§ **What you will do**
Exact copy, no pictures: return all the records as they stand.

[Opening Listed records section]

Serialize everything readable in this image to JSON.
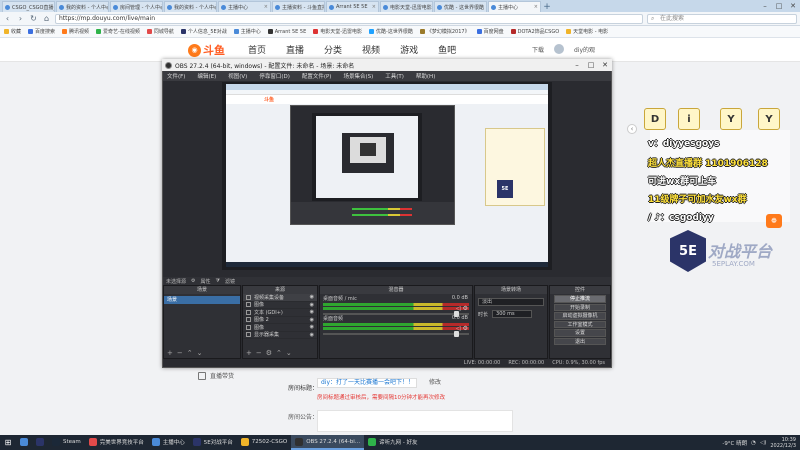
{
  "browser": {
    "tabs": [
      {
        "label": "CSGO_CSGO直播_CSGO视频",
        "active": false
      },
      {
        "label": "我的资料 - 个人中心 - 斗鱼",
        "active": false
      },
      {
        "label": "房间管理 - 个人中心 - 斗鱼",
        "active": false
      },
      {
        "label": "我的资料 - 个人中心 - 斗鱼",
        "active": false
      },
      {
        "label": "主播中心",
        "active": false
      },
      {
        "label": "主播资料 - 斗鱼直播平台",
        "active": false
      },
      {
        "label": "Arrant 5E 5E",
        "active": false
      },
      {
        "label": "电影天堂-迅雷电影",
        "active": false
      },
      {
        "label": "优酷 - 这世界很酷",
        "active": false
      },
      {
        "label": "主播中心",
        "active": true
      }
    ],
    "url": "https://mp.douyu.com/live/main",
    "search_placeholder": "在此搜索",
    "bookmarks": [
      {
        "label": "收藏",
        "color": "#f0b429"
      },
      {
        "label": "百度搜索",
        "color": "#3b6fe0"
      },
      {
        "label": "腾讯视频",
        "color": "#ff7a1a"
      },
      {
        "label": "爱奇艺-在线视频",
        "color": "#2fb34a"
      },
      {
        "label": "同城导航",
        "color": "#e24a4a"
      },
      {
        "label": "个人信息_5E对战",
        "color": "#2b3468"
      },
      {
        "label": "主播中心",
        "color": "#4a8ad8"
      },
      {
        "label": "Arrant 5E 5E",
        "color": "#333"
      },
      {
        "label": "电影天堂-迅雷电影",
        "color": "#d33"
      },
      {
        "label": "优酷-这世界很酷",
        "color": "#1fa2ff"
      },
      {
        "label": "《梦幻模拟2017》",
        "color": "#9a7a2a"
      },
      {
        "label": "百度网盘",
        "color": "#3b6fe0"
      },
      {
        "label": "DOTA2饰品CSGO",
        "color": "#b52a2a"
      },
      {
        "label": "天堂电影 - 电影",
        "color": "#f0b429"
      }
    ]
  },
  "douyu": {
    "logo_text": "斗鱼",
    "nav": [
      "首页",
      "直播",
      "分类",
      "视频",
      "游戏",
      "鱼吧"
    ],
    "download_label": "下载",
    "username": "diy的观",
    "side_entry_label": "直播带货",
    "room_announce_label": "房间标题：",
    "room_announce_value": "diy：打了一天比赛播一会吧下！！",
    "edit_label": "修改",
    "warning_text": "房间标题通过审核后，需要间隔10分钟才能再次修改",
    "room_notice_label": "房间公告："
  },
  "overlay": {
    "letters": [
      "D",
      "i",
      "Y",
      "Y"
    ],
    "lines": [
      {
        "text": "v：diyyesgoys",
        "yellow": false
      },
      {
        "text": "超人杰直播群 1101906128",
        "yellow": true
      },
      {
        "text": "可进wx群可上车",
        "yellow": false
      },
      {
        "text": "11级牌子可加水友wx群",
        "yellow": true
      },
      {
        "text": "/ ♪：csgodiyy",
        "yellow": false
      }
    ],
    "badge_text": "5E",
    "brand_text": "对战平台",
    "brand_sub": "5EPLAY.COM"
  },
  "obs": {
    "title": "OBS 27.2.4 (64-bit, windows) - 配置文件: 未命名 - 场景: 未命名",
    "menu": [
      "文件(F)",
      "编辑(E)",
      "视图(V)",
      "停靠窗口(D)",
      "配置文件(P)",
      "场景集合(S)",
      "工具(T)",
      "帮助(H)"
    ],
    "no_source_label": "未选择源",
    "props_label": "属性",
    "filters_label": "滤镜",
    "docks": {
      "scenes_title": "场景",
      "sources_title": "来源",
      "mixer_title": "混音器",
      "transitions_title": "场景转场",
      "controls_title": "控件"
    },
    "scenes": [
      "场景"
    ],
    "sources": [
      {
        "label": "视频采集设备",
        "selected": true
      },
      {
        "label": "图像",
        "selected": false
      },
      {
        "label": "文本 (GDI+)",
        "selected": false
      },
      {
        "label": "图像 2",
        "selected": false
      },
      {
        "label": "图像",
        "selected": false
      },
      {
        "label": "显示器采集",
        "selected": false
      }
    ],
    "mixer": [
      {
        "name": "桌面音频 / mic",
        "db": "0.0 dB"
      },
      {
        "name": "桌面音频",
        "db": "0.0 dB"
      }
    ],
    "transition_type": "淡出",
    "duration_label": "时长",
    "duration_value": "300 ms",
    "controls": [
      {
        "label": "停止推流",
        "active": true
      },
      {
        "label": "开始录制",
        "active": false
      },
      {
        "label": "启动虚拟摄像机",
        "active": false
      },
      {
        "label": "工作室模式",
        "active": false
      },
      {
        "label": "设置",
        "active": false
      },
      {
        "label": "退出",
        "active": false
      }
    ],
    "status": {
      "live": "LIVE: 00:00:00",
      "rec": "REC: 00:00:00",
      "cpu": "CPU: 0.9%, 30.00 fps"
    }
  },
  "taskbar": {
    "items": [
      {
        "label": "",
        "color": "#4a8ad8",
        "active": false
      },
      {
        "label": "",
        "color": "#2b3468",
        "active": false
      },
      {
        "label": "Steam",
        "color": "#1b2838",
        "active": false
      },
      {
        "label": "完美世界竞技平台",
        "color": "#e24a4a",
        "active": false
      },
      {
        "label": "主播中心",
        "color": "#4a8ad8",
        "active": false
      },
      {
        "label": "5E对战平台",
        "color": "#2b3468",
        "active": false
      },
      {
        "label": "72502-CSGO",
        "color": "#f0b429",
        "active": false
      },
      {
        "label": "OBS 27.2.4 (64-bi...",
        "color": "#303030",
        "active": true
      },
      {
        "label": "谛听九网 - 好友",
        "color": "#2fb34a",
        "active": false
      }
    ],
    "weather": "-9°C 晴朗",
    "time": "10:39",
    "date": "2022/12/3"
  }
}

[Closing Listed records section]

§ **Response**
Serialize everything readable in this image to JSON.
{
  "browser": {
    "tabs": [
      {
        "label": "CSGO_CSGO直播_CSGO视频",
        "active": false
      },
      {
        "label": "我的资料 - 个人中心 - 斗鱼",
        "active": false
      },
      {
        "label": "房间管理 - 个人中心 - 斗鱼",
        "active": false
      },
      {
        "label": "我的资料 - 个人中心 - 斗鱼",
        "active": false
      },
      {
        "label": "主播中心",
        "active": false
      },
      {
        "label": "主播资料 - 斗鱼直播平台",
        "active": false
      },
      {
        "label": "Arrant 5E 5E",
        "active": false
      },
      {
        "label": "电影天堂-迅雷电影",
        "active": false
      },
      {
        "label": "优酷 - 这世界很酷",
        "active": false
      },
      {
        "label": "主播中心",
        "active": true
      }
    ],
    "url": "https://mp.douyu.com/live/main",
    "search_placeholder": "在此搜索",
    "bookmarks": [
      {
        "label": "收藏",
        "color": "#f0b429"
      },
      {
        "label": "百度搜索",
        "color": "#3b6fe0"
      },
      {
        "label": "腾讯视频",
        "color": "#ff7a1a"
      },
      {
        "label": "爱奇艺-在线视频",
        "color": "#2fb34a"
      },
      {
        "label": "同城导航",
        "color": "#e24a4a"
      },
      {
        "label": "个人信息_5E对战",
        "color": "#2b3468"
      },
      {
        "label": "主播中心",
        "color": "#4a8ad8"
      },
      {
        "label": "Arrant 5E 5E",
        "color": "#333"
      },
      {
        "label": "电影天堂-迅雷电影",
        "color": "#d33"
      },
      {
        "label": "优酷-这世界很酷",
        "color": "#1fa2ff"
      },
      {
        "label": "《梦幻模拟2017》",
        "color": "#9a7a2a"
      },
      {
        "label": "百度网盘",
        "color": "#3b6fe0"
      },
      {
        "label": "DOTA2饰品CSGO",
        "color": "#b52a2a"
      },
      {
        "label": "天堂电影 - 电影",
        "color": "#f0b429"
      }
    ]
  },
  "douyu": {
    "logo_text": "斗鱼",
    "nav": [
      "首页",
      "直播",
      "分类",
      "视频",
      "游戏",
      "鱼吧"
    ],
    "download_label": "下载",
    "username": "diy的观",
    "side_entry_label": "直播带货",
    "room_announce_label": "房间标题：",
    "room_announce_value": "diy：打了一天比赛播一会吧下！！",
    "edit_label": "修改",
    "warning_text": "房间标题通过审核后，需要间隔10分钟才能再次修改",
    "room_notice_label": "房间公告："
  },
  "overlay": {
    "letters": [
      "D",
      "i",
      "Y",
      "Y"
    ],
    "lines": [
      {
        "text": "v：diyyesgoys",
        "yellow": false
      },
      {
        "text": "超人杰直播群 1101906128",
        "yellow": true
      },
      {
        "text": "可进wx群可上车",
        "yellow": false
      },
      {
        "text": "11级牌子可加水友wx群",
        "yellow": true
      },
      {
        "text": "/ ♪：csgodiyy",
        "yellow": false
      }
    ],
    "badge_text": "5E",
    "brand_text": "对战平台",
    "brand_sub": "5EPLAY.COM"
  },
  "obs": {
    "title": "OBS 27.2.4 (64-bit, windows) - 配置文件: 未命名 - 场景: 未命名",
    "menu": [
      "文件(F)",
      "编辑(E)",
      "视图(V)",
      "停靠窗口(D)",
      "配置文件(P)",
      "场景集合(S)",
      "工具(T)",
      "帮助(H)"
    ],
    "no_source_label": "未选择源",
    "props_label": "属性",
    "filters_label": "滤镜",
    "docks": {
      "scenes_title": "场景",
      "sources_title": "来源",
      "mixer_title": "混音器",
      "transitions_title": "场景转场",
      "controls_title": "控件"
    },
    "scenes": [
      "场景"
    ],
    "sources": [
      {
        "label": "视频采集设备",
        "selected": true
      },
      {
        "label": "图像",
        "selected": false
      },
      {
        "label": "文本 (GDI+)",
        "selected": false
      },
      {
        "label": "图像 2",
        "selected": false
      },
      {
        "label": "图像",
        "selected": false
      },
      {
        "label": "显示器采集",
        "selected": false
      }
    ],
    "mixer": [
      {
        "name": "桌面音频 / mic",
        "db": "0.0 dB"
      },
      {
        "name": "桌面音频",
        "db": "0.0 dB"
      }
    ],
    "transition_type": "淡出",
    "duration_label": "时长",
    "duration_value": "300 ms",
    "controls": [
      {
        "label": "停止推流",
        "active": true
      },
      {
        "label": "开始录制",
        "active": false
      },
      {
        "label": "启动虚拟摄像机",
        "active": false
      },
      {
        "label": "工作室模式",
        "active": false
      },
      {
        "label": "设置",
        "active": false
      },
      {
        "label": "退出",
        "active": false
      }
    ],
    "status": {
      "live": "LIVE: 00:00:00",
      "rec": "REC: 00:00:00",
      "cpu": "CPU: 0.9%, 30.00 fps"
    }
  },
  "taskbar": {
    "items": [
      {
        "label": "",
        "color": "#4a8ad8",
        "active": false
      },
      {
        "label": "",
        "color": "#2b3468",
        "active": false
      },
      {
        "label": "Steam",
        "color": "#1b2838",
        "active": false
      },
      {
        "label": "完美世界竞技平台",
        "color": "#e24a4a",
        "active": false
      },
      {
        "label": "主播中心",
        "color": "#4a8ad8",
        "active": false
      },
      {
        "label": "5E对战平台",
        "color": "#2b3468",
        "active": false
      },
      {
        "label": "72502-CSGO",
        "color": "#f0b429",
        "active": false
      },
      {
        "label": "OBS 27.2.4 (64-bi...",
        "color": "#303030",
        "active": true
      },
      {
        "label": "谛听九网 - 好友",
        "color": "#2fb34a",
        "active": false
      }
    ],
    "weather": "-9°C 晴朗",
    "time": "10:39",
    "date": "2022/12/3"
  }
}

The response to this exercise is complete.